A new study has found that gastric bypass surgery, besides enabling severely obese people to lose weight, may also help their overly stressed hearts return to more normal function and appearance. The study appeared in the Feb. 8 issue of the Journal of the American College of Cardiology.
Senior study author Dr. Sheldon Litwin, chief of cardiology at the Medical College of Georgia explained that obesity may lead to many types of heart problems, including heart failure, atrial fibrillation (an abnormal heart rhythm) and death. Although the exact link is unclear, obese people often show signs of structural changes to the heart, including excess heart muscle mass in the left ventricle and enlargement of the right ventricular cavity. Both are linked to heart failure and other problems he said.
The team, for this study followed more than 400 severely obese people with an average age of 42 who had gastric bypass surgery. This surgery reduces the size of the stomach to prevent excessive eating. They were compared with a reference group of more than 300 severely obese individuals who did not have the weight-loss surgery.
Over two years of follow up, patients’ body mass index (BMI) fell from an average of nearly 48 (morbidly obese) to about 32. Their average weight loss was about 100 pounds, Litwin said. BMI over 30 is considered obese.
As an added advantage these patients had smaller waistlines, lower blood pressure and heart rate, healthier cholesterol levels and less insulin resistance, a precursor to diabetes, the researchers found. Plus on echocardiograms the hearts of these patients were seen to be “remodelling” that included a reduction in the left ventricular mass and right ventricular cavity area. This indicated that heart is less stressed and is not having to work as hard pumping blood and has returned to a more normal shape and function, Litwin said.
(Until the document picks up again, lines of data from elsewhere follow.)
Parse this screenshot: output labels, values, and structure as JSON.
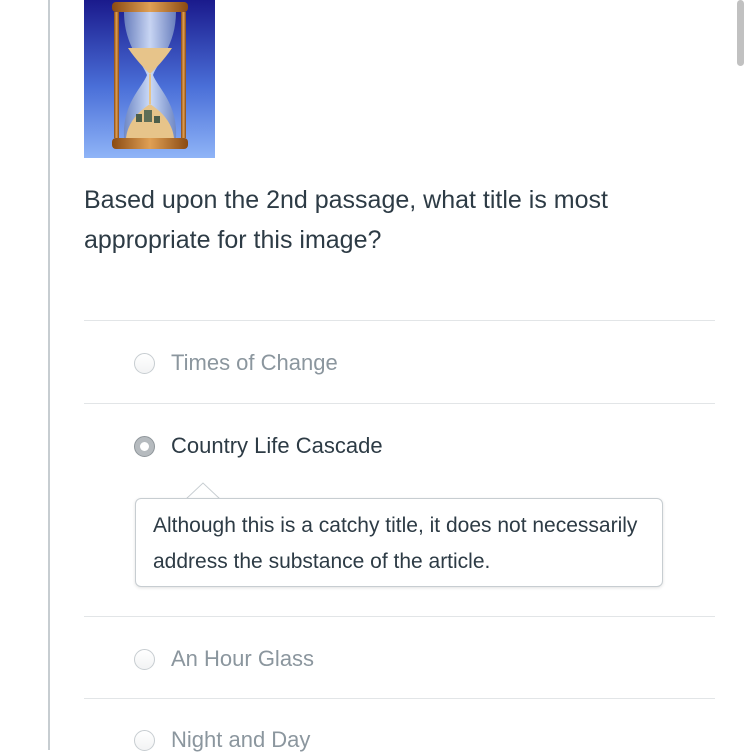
{
  "question": {
    "text": "Based upon the 2nd passage, what title is most appropriate for this image?",
    "image_alt": "hourglass"
  },
  "answers": [
    {
      "label": "Times of Change",
      "selected": false
    },
    {
      "label": "Country Life Cascade",
      "selected": true
    },
    {
      "label": "An Hour Glass",
      "selected": false
    },
    {
      "label": "Night and Day",
      "selected": false
    }
  ],
  "feedback": {
    "text": "Although this is a catchy title, it does not necessarily address the substance of the article."
  },
  "colors": {
    "text": "#2d3b45",
    "muted_text": "#8b969e",
    "border": "#c7cdd1",
    "divider": "#e2e5e7"
  },
  "icons": {
    "hourglass": "hourglass-image",
    "radio": "radio-button"
  }
}
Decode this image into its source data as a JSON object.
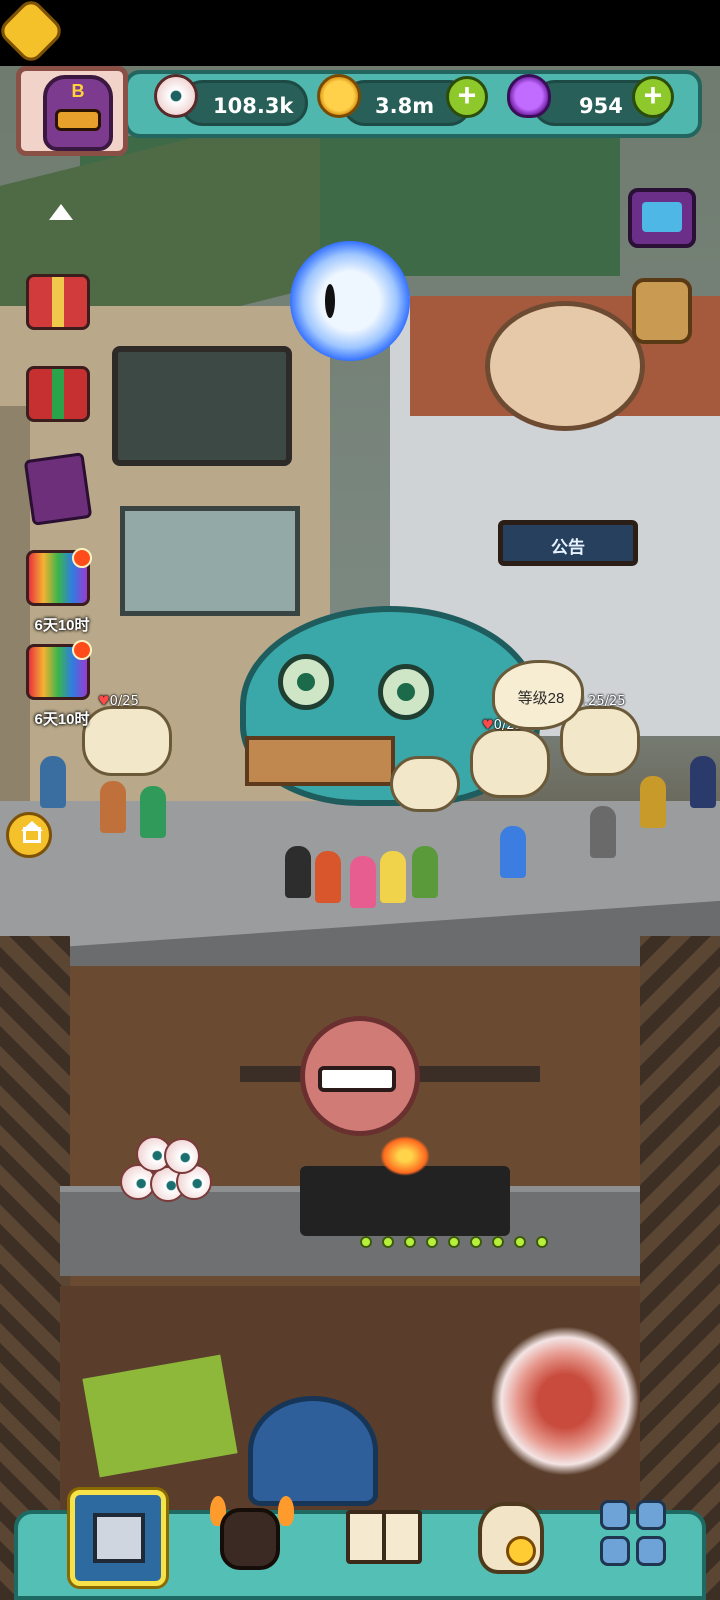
{
  "resources": {
    "eyeballs": {
      "icon": "eyeball-icon",
      "value": "108.3k"
    },
    "coins": {
      "icon": "coin-icon",
      "value": "3.8m",
      "add_label": "+"
    },
    "potions": {
      "icon": "potion-icon",
      "value": "954",
      "add_label": "+"
    }
  },
  "avatar": {
    "letter": "B"
  },
  "side_menu": {
    "timer_1": "6天10时",
    "timer_2": "6天10时"
  },
  "scene": {
    "notice_sign": "公告",
    "level_bubble": "等级28",
    "stalls": [
      {
        "likes": "0/25"
      },
      {
        "likes": "0/25"
      },
      {
        "likes": "0.25/25"
      }
    ]
  },
  "colors": {
    "hud_teal": "#4fb7ad",
    "plus_green": "#8ec92b",
    "nav_highlight": "#f7e24a"
  },
  "bottom_nav": {
    "items": [
      {
        "icon": "building-icon",
        "selected": true
      },
      {
        "icon": "monster-icon",
        "selected": false
      },
      {
        "icon": "book-icon",
        "selected": false
      },
      {
        "icon": "coin-sack-icon",
        "selected": false
      },
      {
        "icon": "grid-icon",
        "selected": false
      }
    ]
  }
}
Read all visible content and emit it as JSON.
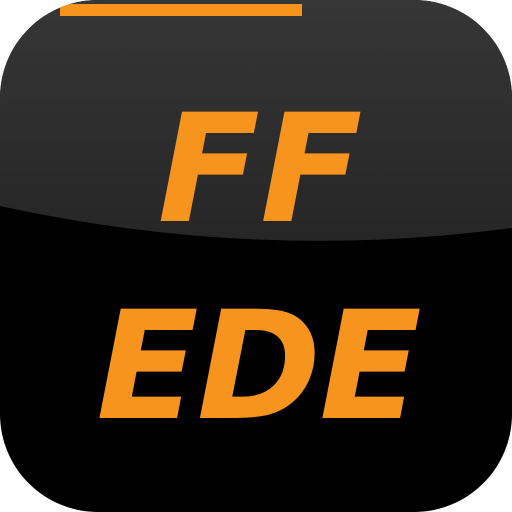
{
  "app_icon": {
    "line1": "FF",
    "line2": "EDE"
  },
  "colors": {
    "accent": "#F7941D",
    "background_dark": "#000000",
    "background_top": "#2B2B2B",
    "page": "#FFFFFF"
  }
}
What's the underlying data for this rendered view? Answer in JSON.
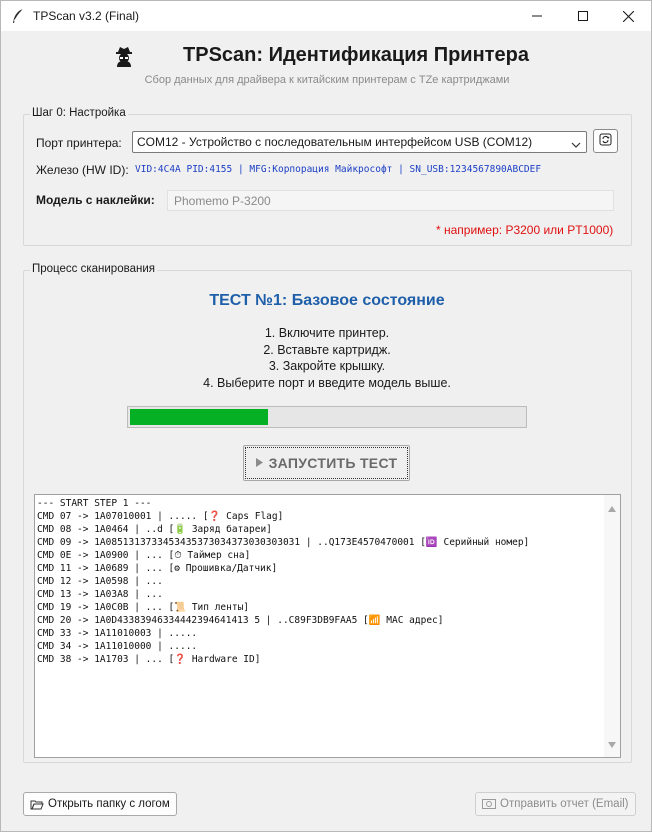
{
  "window": {
    "title": "TPScan v3.2 (Final)"
  },
  "header": {
    "title": "TPScan: Идентификация Принтера",
    "subtitle": "Сбор данных для драйвера к китайским принтерам с TZe картриджами"
  },
  "settings": {
    "group_label": "Шаг 0: Настройка",
    "port_label": "Порт принтера:",
    "port_value": "COM12 - Устройство с последовательным интерфейсом USB (COM12)",
    "hwid_label": "Железо (HW ID):",
    "hwid_value": "VID:4C4A PID:4155 | MFG:Корпорация Майкрософт | SN_USB:1234567890ABCDEF",
    "model_label": "Модель с наклейки:",
    "model_value": "Phomemo P-3200",
    "model_hint": "* например: P3200 или PT1000)"
  },
  "scan": {
    "group_label": "Процесс сканирования",
    "test_title": "ТЕСТ №1: Базовое состояние",
    "steps": [
      "1. Включите принтер.",
      "2. Вставьте картридж.",
      "3. Закройте крышку.",
      "4. Выберите порт и введите модель выше."
    ],
    "progress_fraction": 0.35,
    "run_button": "ЗАПУСТИТЬ ТЕСТ",
    "log": [
      "--- START STEP 1 ---",
      "CMD 07 -> 1A07010001 | ..... [❓ Caps Flag]",
      "CMD 08 -> 1A0464 | ..d [🔋 Заряд батареи]",
      "CMD 09 -> 1A0851313733453435373034373030303031 | ..Q173E4570470001 [🆔 Серийный номер]",
      "CMD 0E -> 1A0900 | ... [⏱ Таймер сна]",
      "CMD 11 -> 1A0689 | ... [⚙ Прошивка/Датчик]",
      "CMD 12 -> 1A0598 | ...",
      "CMD 13 -> 1A03A8 | ...",
      "CMD 19 -> 1A0C0B | ... [📜 Тип ленты]",
      "CMD 20 -> 1A0D43383946334442394641413 5 | ..C89F3DB9FAA5 [📶 MAC адрес]",
      "CMD 33 -> 1A11010003 | .....",
      "CMD 34 -> 1A11010000 | .....",
      "CMD 38 -> 1A1703 | ... [❓ Hardware ID]"
    ]
  },
  "footer": {
    "open_folder": "Открыть папку с логом",
    "send_report": "Отправить отчет (Email)"
  }
}
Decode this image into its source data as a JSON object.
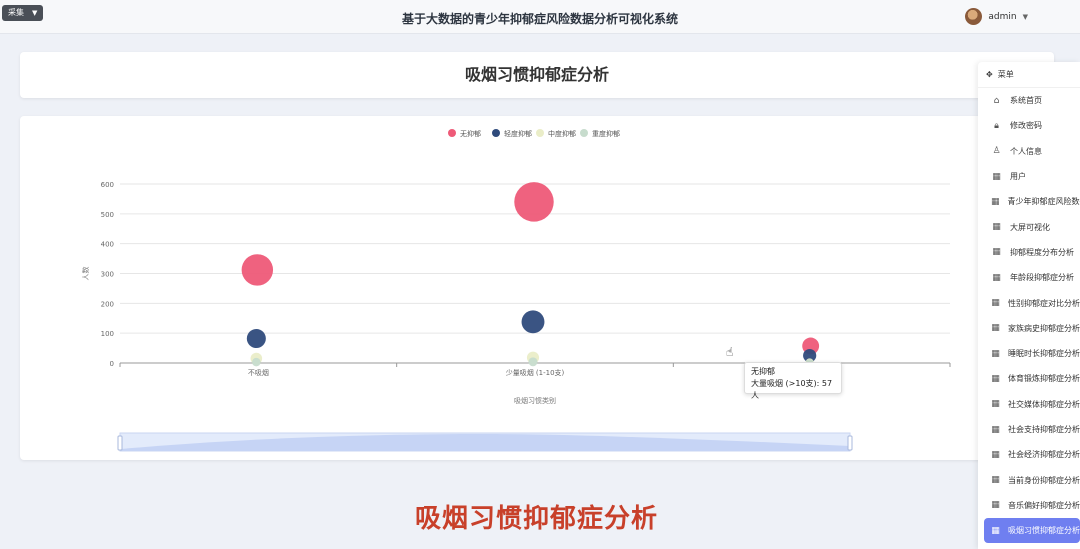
{
  "topbar": {
    "collect_label": "采集",
    "app_title": "基于大数据的青少年抑郁症风险数据分析可视化系统",
    "username": "admin"
  },
  "page": {
    "card_title": "吸烟习惯抑郁症分析",
    "big_title": "吸烟习惯抑郁症分析"
  },
  "tooltip": {
    "series": "无抑郁",
    "detail": "大量吸烟 (>10支): 57人"
  },
  "menu": {
    "header": "菜单",
    "items": [
      {
        "label": "系统首页",
        "icon": "home-icon"
      },
      {
        "label": "修改密码",
        "icon": "lock-icon"
      },
      {
        "label": "个人信息",
        "icon": "user-icon"
      },
      {
        "label": "用户",
        "icon": "grid-icon"
      },
      {
        "label": "青少年抑郁症风险数据",
        "icon": "grid-icon"
      },
      {
        "label": "大屏可视化",
        "icon": "grid-icon"
      },
      {
        "label": "抑郁程度分布分析",
        "icon": "grid-icon"
      },
      {
        "label": "年龄段抑郁症分析",
        "icon": "grid-icon"
      },
      {
        "label": "性别抑郁症对比分析",
        "icon": "grid-icon"
      },
      {
        "label": "家族病史抑郁症分析",
        "icon": "grid-icon"
      },
      {
        "label": "睡眠时长抑郁症分析",
        "icon": "grid-icon"
      },
      {
        "label": "体育锻炼抑郁症分析",
        "icon": "grid-icon"
      },
      {
        "label": "社交媒体抑郁症分析",
        "icon": "grid-icon"
      },
      {
        "label": "社会支持抑郁症分析",
        "icon": "grid-icon"
      },
      {
        "label": "社会经济抑郁症分析",
        "icon": "grid-icon"
      },
      {
        "label": "当前身份抑郁症分析",
        "icon": "grid-icon"
      },
      {
        "label": "音乐偏好抑郁症分析",
        "icon": "grid-icon"
      },
      {
        "label": "吸烟习惯抑郁症分析",
        "icon": "grid-icon",
        "active": true
      }
    ]
  },
  "chart_data": {
    "type": "scatter",
    "xlabel": "吸烟习惯类别",
    "ylabel": "人数",
    "categories": [
      "不吸烟",
      "少量吸烟 (1-10支)",
      "大量吸烟 (>10支)"
    ],
    "ylim": [
      0,
      600
    ],
    "yticks": [
      0,
      100,
      200,
      300,
      400,
      500,
      600
    ],
    "legend_position": "top-center",
    "grid": true,
    "series": [
      {
        "name": "无抑郁",
        "color": "#ee5a78",
        "values": [
          312,
          540,
          57
        ]
      },
      {
        "name": "轻度抑郁",
        "color": "#2f4b7c",
        "values": [
          82,
          138,
          25
        ]
      },
      {
        "name": "中度抑郁",
        "color": "#eaedc8",
        "values": [
          15,
          18,
          2
        ]
      },
      {
        "name": "重度抑郁",
        "color": "#c7dccd",
        "values": [
          3,
          4,
          1
        ]
      }
    ]
  }
}
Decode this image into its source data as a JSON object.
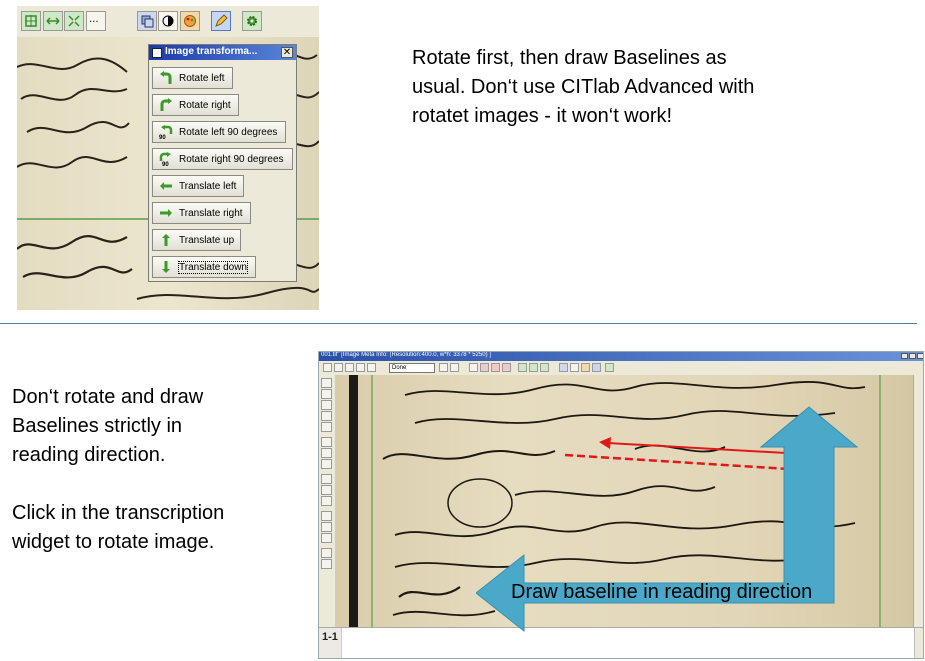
{
  "top": {
    "dialog": {
      "title": "Image transforma...",
      "close": "✕",
      "buttons": [
        {
          "label": "Rotate left",
          "icon": "rotate-left-icon"
        },
        {
          "label": "Rotate right",
          "icon": "rotate-right-icon"
        },
        {
          "label": "Rotate left 90 degrees",
          "icon": "rotate-left-90-icon",
          "badge": "90"
        },
        {
          "label": "Rotate right 90 degrees",
          "icon": "rotate-right-90-icon",
          "badge": "90"
        },
        {
          "label": "Translate left",
          "icon": "arrow-left-icon"
        },
        {
          "label": "Translate right",
          "icon": "arrow-right-icon"
        },
        {
          "label": "Translate up",
          "icon": "arrow-up-icon"
        },
        {
          "label": "Translate down",
          "icon": "arrow-down-icon"
        }
      ]
    },
    "toolbar_more": "...",
    "note": [
      "Rotate first, then draw Baselines as",
      "usual. Don‘t use CITlab Advanced with",
      "rotatet images - it won‘t work!"
    ]
  },
  "bottom": {
    "note1": [
      "Don‘t rotate and draw",
      "Baselines strictly in",
      "reading direction."
    ],
    "note2": [
      "Click in the transcription",
      "widget to rotate image."
    ],
    "app": {
      "title": "001.tif\" [Image Meta Info: (Resolution:400.0, w*h: 3378 * 5250) ]",
      "status_combo": "Done",
      "line_label": "1-1"
    },
    "arrow_label": "Draw baseline in reading direction"
  },
  "colors": {
    "arrow": "#4aa8c8",
    "baseline_red": "#e01818",
    "divider": "#4a7ea8",
    "green_icon": "#4a9a3a"
  }
}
Litwin said, “We know obese people get cardiovascular disease more often than non-obese people…One of the questions out there is: Is it reversible if they lose weight? The answer is yes.”
Figures reveal that bariatric surgeries have increased steadily in the United States from 16,800 in 1992 to about 205,000 in 2007, according to the American Society for Metabolic & Bariatric Surgery. In fact the proportion of obese people having the surgery is still small at 1% annually said Dr. Lee Kaplan, director of the Massachusetts General Hospital Weight Center. Litwin explained, “Would it be better if people could lose weight by eating better and exercising more? Probably yes…But in general those lifestyle changes are ineffective, particularly in people who are severely obese.”
Dr. Kaplan added, “There are innumerable known benefits to gastric bypass surgery on most of the 60-odd diseases associated with obesity a patient may have…The question isn’t if gastric bypass works. It does work. The issue has been at what cost, both in terms of health risks and financial? This study provides evidence there are additional substantial benefits with respect to heart muscle function, and we should consider gastric bypass more often in the appropriate patients.”